Backdoor attacks against CNNs represent a new threat against deep learning systems, due to the possibility of corrupting the training set so to induce an incorrect behaviour at test time. To avoid that the trainer recognises the presence of the corrupted samples, the corruption of the training set must be as stealthy as possible. Previous works have focused on the stealthiness of the perturbation injected into the training samples, however they all assume that the labels of the corrupted samples are also poisoned.

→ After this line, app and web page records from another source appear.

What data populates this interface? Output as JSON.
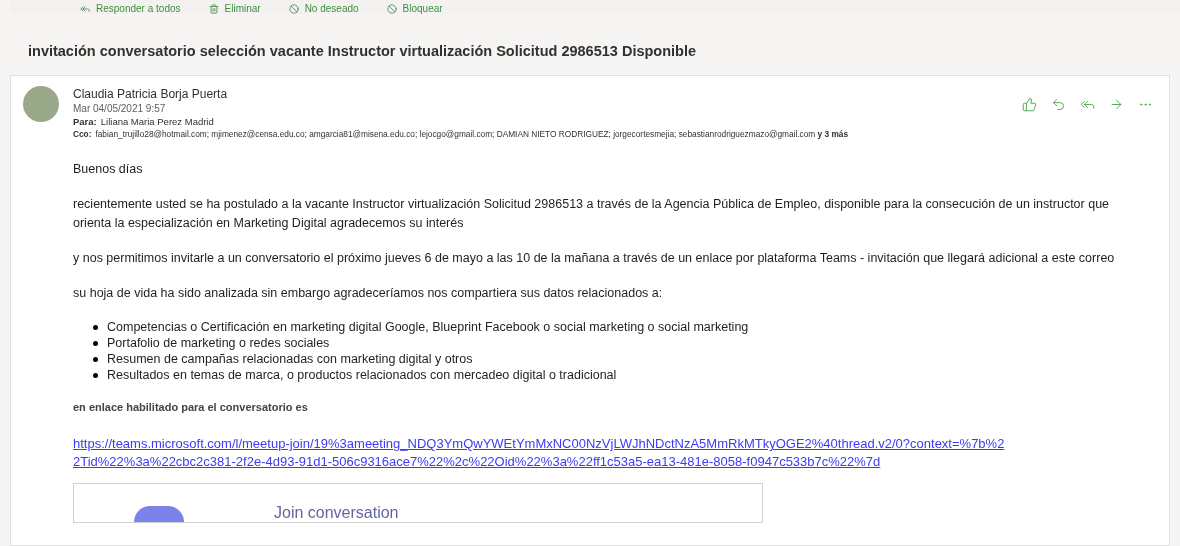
{
  "toolbar": [
    {
      "label": "Responder a todos",
      "kind": "reply-all"
    },
    {
      "label": "Eliminar",
      "kind": "delete"
    },
    {
      "label": "No deseado",
      "kind": "junk"
    },
    {
      "label": "Bloquear",
      "kind": "block"
    }
  ],
  "subject": "invitación conversatorio selección vacante Instructor virtualización Solicitud 2986513 Disponible",
  "message": {
    "sender": "Claudia Patricia Borja Puerta",
    "date": "Mar 04/05/2021 9:57",
    "to_label": "Para:",
    "to": "Liliana Maria Perez Madrid",
    "cc_label": "Cco:",
    "cc": "fabian_trujillo28@hotmail.com; mjimenez@censa.edu.co; amgarcia81@misena.edu.co; lejocgo@gmail.com; DAMIAN NIETO RODRIGUEZ; jorgecortesmejia; sebastianrodriguezmazo@gmail.com **y 3 más**",
    "actions": [
      {
        "kind": "like"
      },
      {
        "kind": "reply"
      },
      {
        "kind": "reply-all"
      },
      {
        "kind": "forward"
      },
      {
        "kind": "more"
      }
    ],
    "body": [
      {
        "kind": "para",
        "text": "Buenos días"
      },
      {
        "kind": "para",
        "text": "recientemente usted se ha postulado a la vacante Instructor virtualización Solicitud 2986513  a través de la Agencia Pública de Empleo,  disponible para la consecución de un instructor que orienta la especialización en Marketing Digital agradecemos su interés"
      },
      {
        "kind": "para",
        "text": "y nos permitimos invitarle a un conversatorio el próximo jueves 6 de mayo a las 10 de la mañana a través de un enlace por plataforma Teams - invitación que llegará adicional a este correo"
      },
      {
        "kind": "para",
        "text": "su hoja de vida ha sido analizada sin embargo agradeceríamos nos compartiera sus datos relacionados a:"
      },
      {
        "kind": "list",
        "items": [
          "Competencias o Certificación en marketing digital Google, Blueprint Facebook o social marketing o social marketing",
          "Portafolio de marketing o redes sociales",
          "Resumen de campañas relacionadas con marketing digital y otros",
          "Resultados en temas de marca, o productos relacionados con mercadeo digital o tradicional"
        ]
      },
      {
        "kind": "bold",
        "text": "en enlace habilitado para el conversatorio es"
      },
      {
        "kind": "link",
        "text": "https://teams.microsoft.com/l/meetup-join/19%3ameeting_NDQ3YmQwYWEtYmMxNC00NzVjLWJhNDctNzA5MmRkMTkyOGE2%40thread.v2/0?context=%7b%22Tid%22%3a%22cbc2c381-2f2e-4d93-91d1-506c9316ace7%22%2c%22Oid%22%3a%22ff1c53a5-ea13-481e-8058-f0947c533b7c%22%7d"
      },
      {
        "kind": "card",
        "text": "Join conversation"
      }
    ]
  }
}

Electric Network Frequency (ENF) analysis is a promising forensic technique for authenticating digital recordings and detecting tampering within the recordings. The validity of ENF analysis heavily relies on high-quality ENF signals extracted from multimedia recordings. In this paper, we propose an ENF signal extraction method for rolling shutter acquired videos using periodic zero-padding. Our analysis shows that the extracted ENF signals using the proposed method are not distorted and the component with the highest signal-to-noise ratio is located at the intrinsic frequency.


ENF (Electric Network Frequency) oscillates around a nominal value (50/60 Hz) due to imbalance between consumed and generated power. The intensity of a light source powered by mains electricity varies depending on the ENF fluctuations. These fluctuations can be extracted from videos recorded in the presence of mains-powered source illumination. This work investigates how the quality of the ENF signal estimated from video is affected by different light source illumination, compression ratios, and by social media encoding.

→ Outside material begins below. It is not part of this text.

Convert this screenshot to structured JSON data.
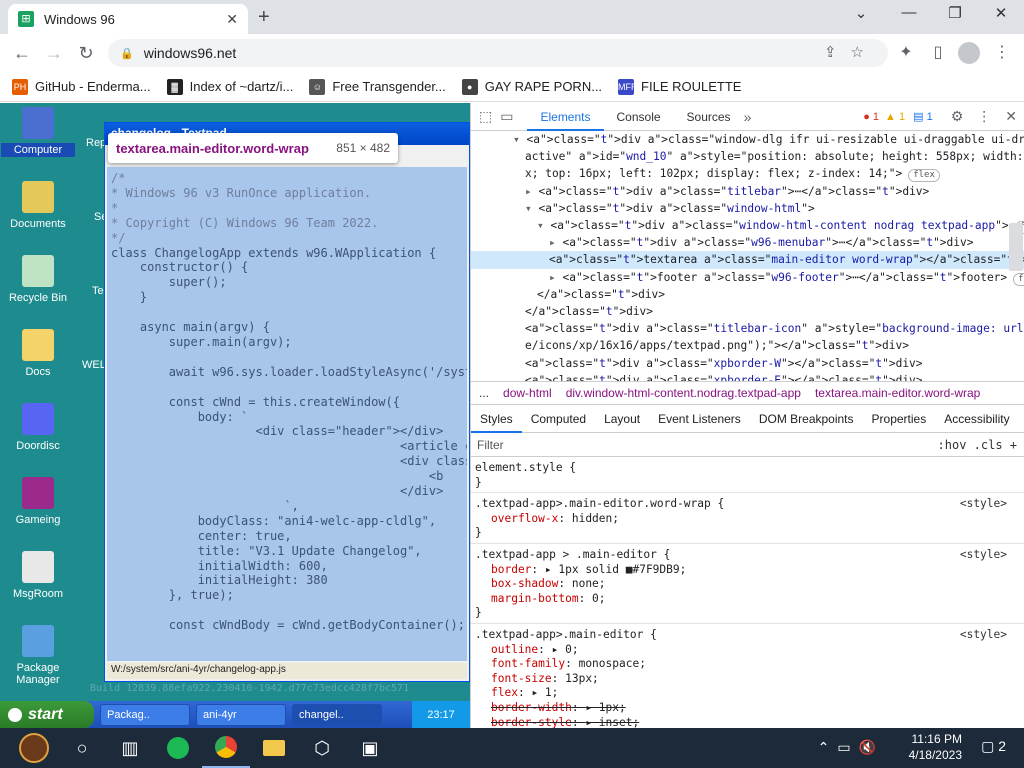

This work presents a reduced complexity image clustering (RCIC) algorithm that blindly groups images based on their camera fingerprint. The algorithm does not need any prior information and can be implemented without and with attraction, to refine clusters. After a camera fingerprint is estimated for each image in the data set, a fingerprint is randomly selected as reference fingerprint and a cluster is constructed using this fingerprint as centroid. The clustered fingerprints are removed from the data set and the remaining fingerprints are clustered repeating the same process.


In this work, we tackle this problem by firstly proposing CCTV-Fights, a novel and challenging dataset containing 1,000 videos of real fights, with more than 8 hours of annotated CCTV footage. Then we propose a pipeline, on which we assess the impact of different feature extractors, as well as different classifiers.